- _What the exercise asks_: Search the records for "Production" and copy each line that holds it.

Top of Records supplied

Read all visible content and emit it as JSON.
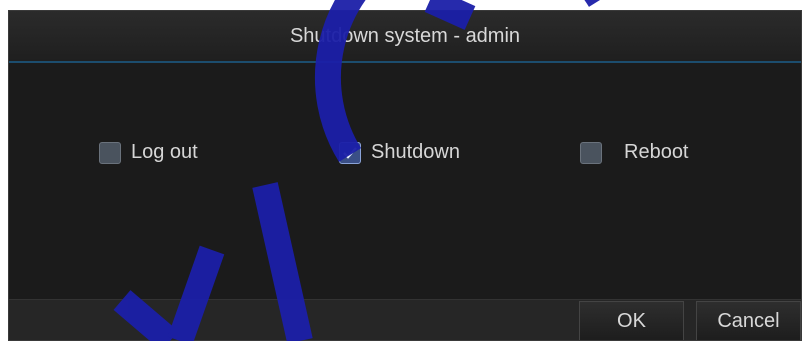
{
  "dialog": {
    "title": "Shutdown system - admin",
    "options": [
      {
        "label": "Log out",
        "checked": false
      },
      {
        "label": "Shutdown",
        "checked": true
      },
      {
        "label": "Reboot",
        "checked": false
      }
    ],
    "ok_label": "OK",
    "cancel_label": "Cancel"
  },
  "colors": {
    "background": "#1b1b1b",
    "title_separator": "#1c4d6e",
    "checkbox_checked": "#3a4f86",
    "watermark": "#1b1fa8"
  }
}
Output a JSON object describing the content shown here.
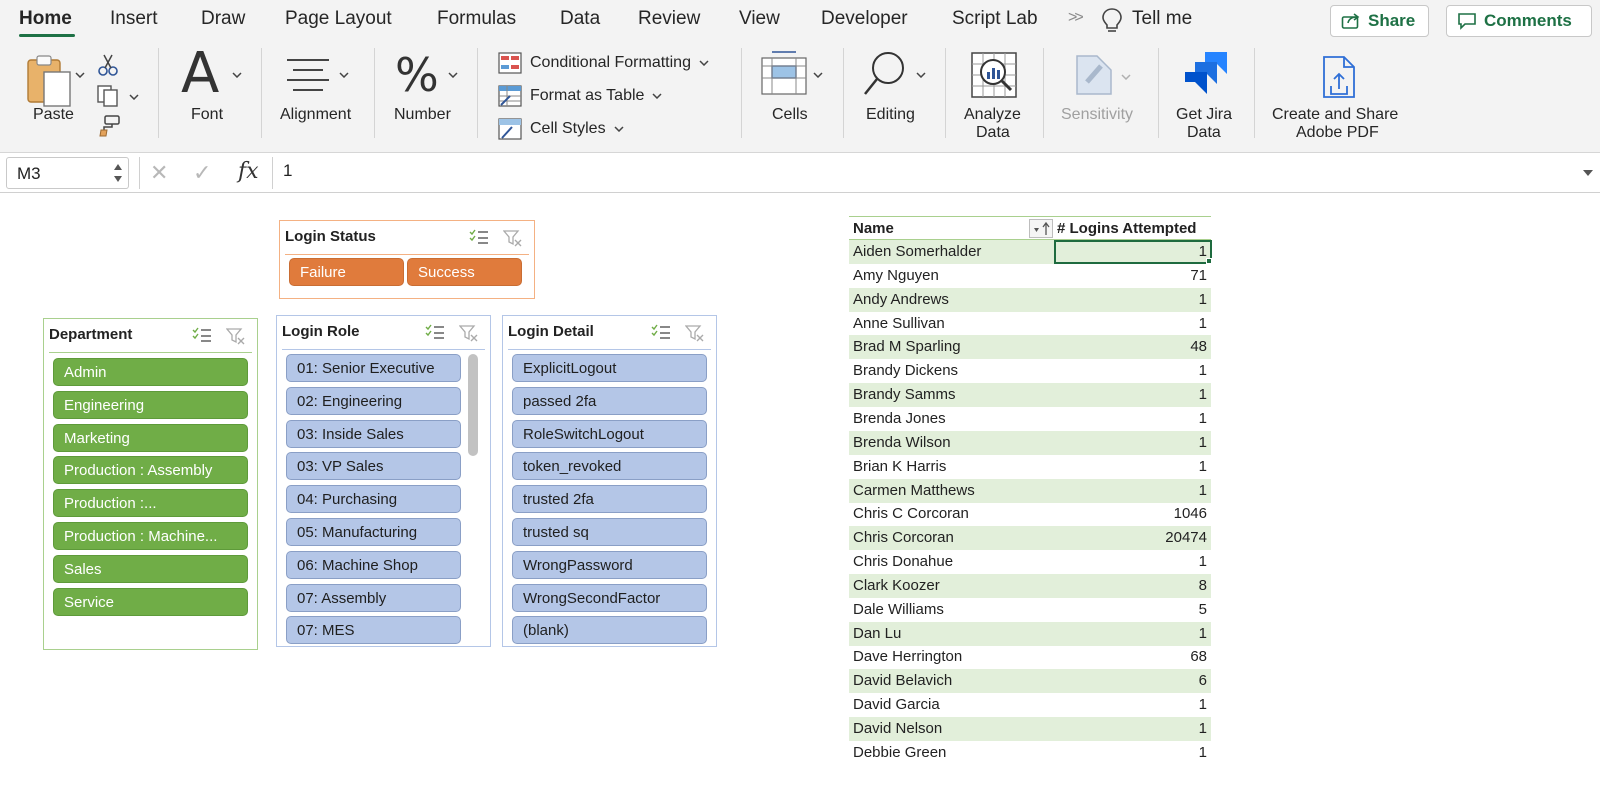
{
  "tabs": {
    "home": "Home",
    "insert": "Insert",
    "draw": "Draw",
    "page_layout": "Page Layout",
    "formulas": "Formulas",
    "data": "Data",
    "review": "Review",
    "view": "View",
    "developer": "Developer",
    "script_lab": "Script Lab",
    "more": ">>",
    "tell_me": "Tell me"
  },
  "top_buttons": {
    "share": "Share",
    "comments": "Comments"
  },
  "ribbon": {
    "paste": "Paste",
    "font": "Font",
    "alignment": "Alignment",
    "number": "Number",
    "conditional_formatting": "Conditional Formatting",
    "format_as_table": "Format as Table",
    "cell_styles": "Cell Styles",
    "cells": "Cells",
    "editing": "Editing",
    "analyze_data_1": "Analyze",
    "analyze_data_2": "Data",
    "sensitivity": "Sensitivity",
    "get_jira_1": "Get Jira",
    "get_jira_2": "Data",
    "adobe_1": "Create and Share",
    "adobe_2": "Adobe PDF",
    "number_glyph": "%",
    "font_glyph": "A"
  },
  "formula_bar": {
    "name_box": "M3",
    "fx": "fx",
    "value": "1"
  },
  "slicers": {
    "login_status": {
      "title": "Login Status",
      "items": [
        "Failure",
        "Success"
      ]
    },
    "department": {
      "title": "Department",
      "items": [
        "Admin",
        "Engineering",
        "Marketing",
        "Production : Assembly",
        "Production :...",
        "Production : Machine...",
        "Sales",
        "Service"
      ]
    },
    "login_role": {
      "title": "Login Role",
      "items": [
        "01: Senior Executive",
        "02: Engineering",
        "03: Inside Sales",
        "03: VP Sales",
        "04: Purchasing",
        "05: Manufacturing",
        "06: Machine Shop",
        "07: Assembly",
        "07: MES"
      ]
    },
    "login_detail": {
      "title": "Login Detail",
      "items": [
        "ExplicitLogout",
        "passed 2fa",
        "RoleSwitchLogout",
        "token_revoked",
        "trusted 2fa",
        "trusted sq",
        "WrongPassword",
        "WrongSecondFactor",
        "(blank)"
      ]
    }
  },
  "pivot": {
    "header_name": "Name",
    "header_value": "# Logins Attempted",
    "rows": [
      {
        "name": "Aiden Somerhalder",
        "value": "1"
      },
      {
        "name": "Amy Nguyen",
        "value": "71"
      },
      {
        "name": "Andy Andrews",
        "value": "1"
      },
      {
        "name": "Anne Sullivan",
        "value": "1"
      },
      {
        "name": "Brad M Sparling",
        "value": "48"
      },
      {
        "name": "Brandy Dickens",
        "value": "1"
      },
      {
        "name": "Brandy Samms",
        "value": "1"
      },
      {
        "name": "Brenda Jones",
        "value": "1"
      },
      {
        "name": "Brenda Wilson",
        "value": "1"
      },
      {
        "name": "Brian K Harris",
        "value": "1"
      },
      {
        "name": "Carmen Matthews",
        "value": "1"
      },
      {
        "name": "Chris C Corcoran",
        "value": "1046"
      },
      {
        "name": "Chris Corcoran",
        "value": "20474"
      },
      {
        "name": "Chris Donahue",
        "value": "1"
      },
      {
        "name": "Clark Koozer",
        "value": "8"
      },
      {
        "name": "Dale Williams",
        "value": "5"
      },
      {
        "name": "Dan Lu",
        "value": "1"
      },
      {
        "name": "Dave Herrington",
        "value": "68"
      },
      {
        "name": "David Belavich",
        "value": "6"
      },
      {
        "name": "David Garcia",
        "value": "1"
      },
      {
        "name": "David Nelson",
        "value": "1"
      },
      {
        "name": "Debbie Green",
        "value": "1"
      }
    ]
  },
  "colors": {
    "excel_green": "#1e7145",
    "slicer_green": "#70ad47",
    "slicer_orange": "#e07b3c",
    "slicer_blue": "#b4c6e7",
    "pivot_band": "#e2efda"
  }
}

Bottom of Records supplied

- _Task solution_:
        "Production : Assembly",
        "Production :...",
        "Production : Machine...",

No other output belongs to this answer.